─── Exercise inputs ───
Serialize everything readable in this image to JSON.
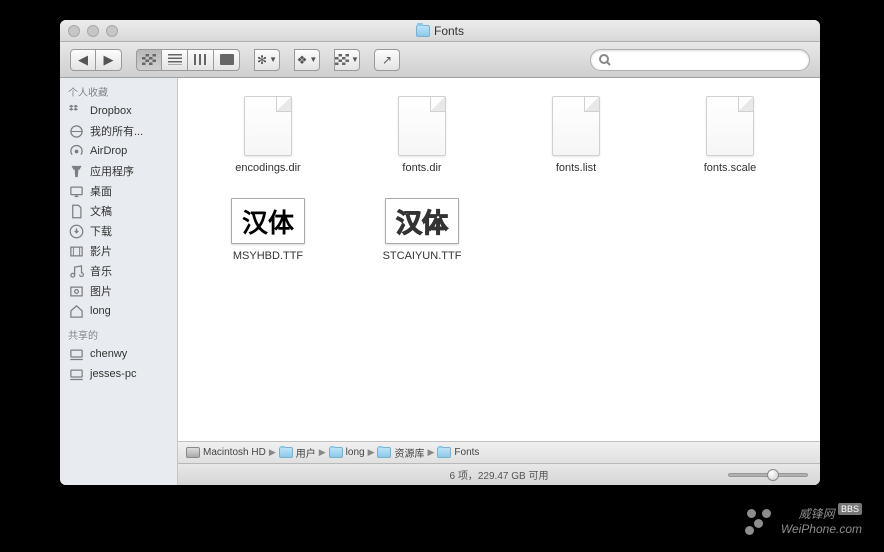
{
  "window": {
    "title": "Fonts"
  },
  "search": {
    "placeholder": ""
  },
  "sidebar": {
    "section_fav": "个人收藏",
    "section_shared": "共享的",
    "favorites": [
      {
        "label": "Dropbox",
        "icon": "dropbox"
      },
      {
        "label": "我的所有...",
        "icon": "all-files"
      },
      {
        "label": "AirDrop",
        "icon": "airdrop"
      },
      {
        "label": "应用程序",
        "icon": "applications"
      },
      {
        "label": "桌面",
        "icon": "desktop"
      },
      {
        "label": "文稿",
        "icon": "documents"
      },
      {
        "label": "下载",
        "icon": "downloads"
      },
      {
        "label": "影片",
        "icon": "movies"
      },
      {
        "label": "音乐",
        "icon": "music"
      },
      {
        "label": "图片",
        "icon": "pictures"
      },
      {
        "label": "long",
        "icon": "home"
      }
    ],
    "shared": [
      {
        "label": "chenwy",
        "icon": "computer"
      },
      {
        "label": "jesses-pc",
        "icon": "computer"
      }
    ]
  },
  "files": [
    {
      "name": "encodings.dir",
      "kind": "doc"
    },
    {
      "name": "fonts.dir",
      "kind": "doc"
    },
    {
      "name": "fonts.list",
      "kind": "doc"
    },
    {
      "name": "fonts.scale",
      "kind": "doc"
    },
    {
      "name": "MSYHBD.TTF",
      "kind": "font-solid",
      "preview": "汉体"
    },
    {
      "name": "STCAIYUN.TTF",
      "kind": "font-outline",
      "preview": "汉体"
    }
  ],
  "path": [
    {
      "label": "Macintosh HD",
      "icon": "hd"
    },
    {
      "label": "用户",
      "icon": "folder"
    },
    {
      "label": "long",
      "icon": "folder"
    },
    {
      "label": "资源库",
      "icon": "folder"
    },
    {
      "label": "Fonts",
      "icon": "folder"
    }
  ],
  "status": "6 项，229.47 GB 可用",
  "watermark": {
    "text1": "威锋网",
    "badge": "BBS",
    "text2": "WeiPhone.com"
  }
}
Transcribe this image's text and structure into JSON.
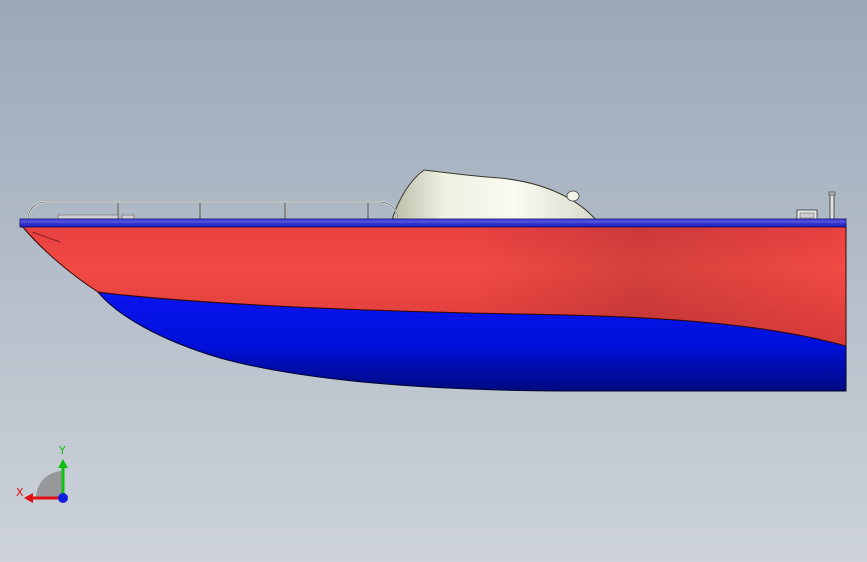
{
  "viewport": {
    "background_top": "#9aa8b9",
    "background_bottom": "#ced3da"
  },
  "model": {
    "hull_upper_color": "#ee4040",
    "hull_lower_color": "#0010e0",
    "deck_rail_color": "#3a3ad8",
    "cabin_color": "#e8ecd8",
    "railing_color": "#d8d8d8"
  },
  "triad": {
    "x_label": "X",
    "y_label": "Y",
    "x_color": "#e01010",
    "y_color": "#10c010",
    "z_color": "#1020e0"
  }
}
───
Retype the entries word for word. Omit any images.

▸ **Written answer**
Serialize everything readable in this image to JSON.
{
  "window": {
    "title": "Fonts"
  },
  "search": {
    "placeholder": ""
  },
  "sidebar": {
    "section_fav": "个人收藏",
    "section_shared": "共享的",
    "favorites": [
      {
        "label": "Dropbox",
        "icon": "dropbox"
      },
      {
        "label": "我的所有...",
        "icon": "all-files"
      },
      {
        "label": "AirDrop",
        "icon": "airdrop"
      },
      {
        "label": "应用程序",
        "icon": "applications"
      },
      {
        "label": "桌面",
        "icon": "desktop"
      },
      {
        "label": "文稿",
        "icon": "documents"
      },
      {
        "label": "下载",
        "icon": "downloads"
      },
      {
        "label": "影片",
        "icon": "movies"
      },
      {
        "label": "音乐",
        "icon": "music"
      },
      {
        "label": "图片",
        "icon": "pictures"
      },
      {
        "label": "long",
        "icon": "home"
      }
    ],
    "shared": [
      {
        "label": "chenwy",
        "icon": "computer"
      },
      {
        "label": "jesses-pc",
        "icon": "computer"
      }
    ]
  },
  "files": [
    {
      "name": "encodings.dir",
      "kind": "doc"
    },
    {
      "name": "fonts.dir",
      "kind": "doc"
    },
    {
      "name": "fonts.list",
      "kind": "doc"
    },
    {
      "name": "fonts.scale",
      "kind": "doc"
    },
    {
      "name": "MSYHBD.TTF",
      "kind": "font-solid",
      "preview": "汉体"
    },
    {
      "name": "STCAIYUN.TTF",
      "kind": "font-outline",
      "preview": "汉体"
    }
  ],
  "path": [
    {
      "label": "Macintosh HD",
      "icon": "hd"
    },
    {
      "label": "用户",
      "icon": "folder"
    },
    {
      "label": "long",
      "icon": "folder"
    },
    {
      "label": "资源库",
      "icon": "folder"
    },
    {
      "label": "Fonts",
      "icon": "folder"
    }
  ],
  "status": "6 项，229.47 GB 可用",
  "watermark": {
    "text1": "威锋网",
    "badge": "BBS",
    "text2": "WeiPhone.com"
  }
}
Transcribe this image's text and structure into JSON.
{
  "viewport": {
    "background_top": "#9aa8b9",
    "background_bottom": "#ced3da"
  },
  "model": {
    "hull_upper_color": "#ee4040",
    "hull_lower_color": "#0010e0",
    "deck_rail_color": "#3a3ad8",
    "cabin_color": "#e8ecd8",
    "railing_color": "#d8d8d8"
  },
  "triad": {
    "x_label": "X",
    "y_label": "Y",
    "x_color": "#e01010",
    "y_color": "#10c010",
    "z_color": "#1020e0"
  }
}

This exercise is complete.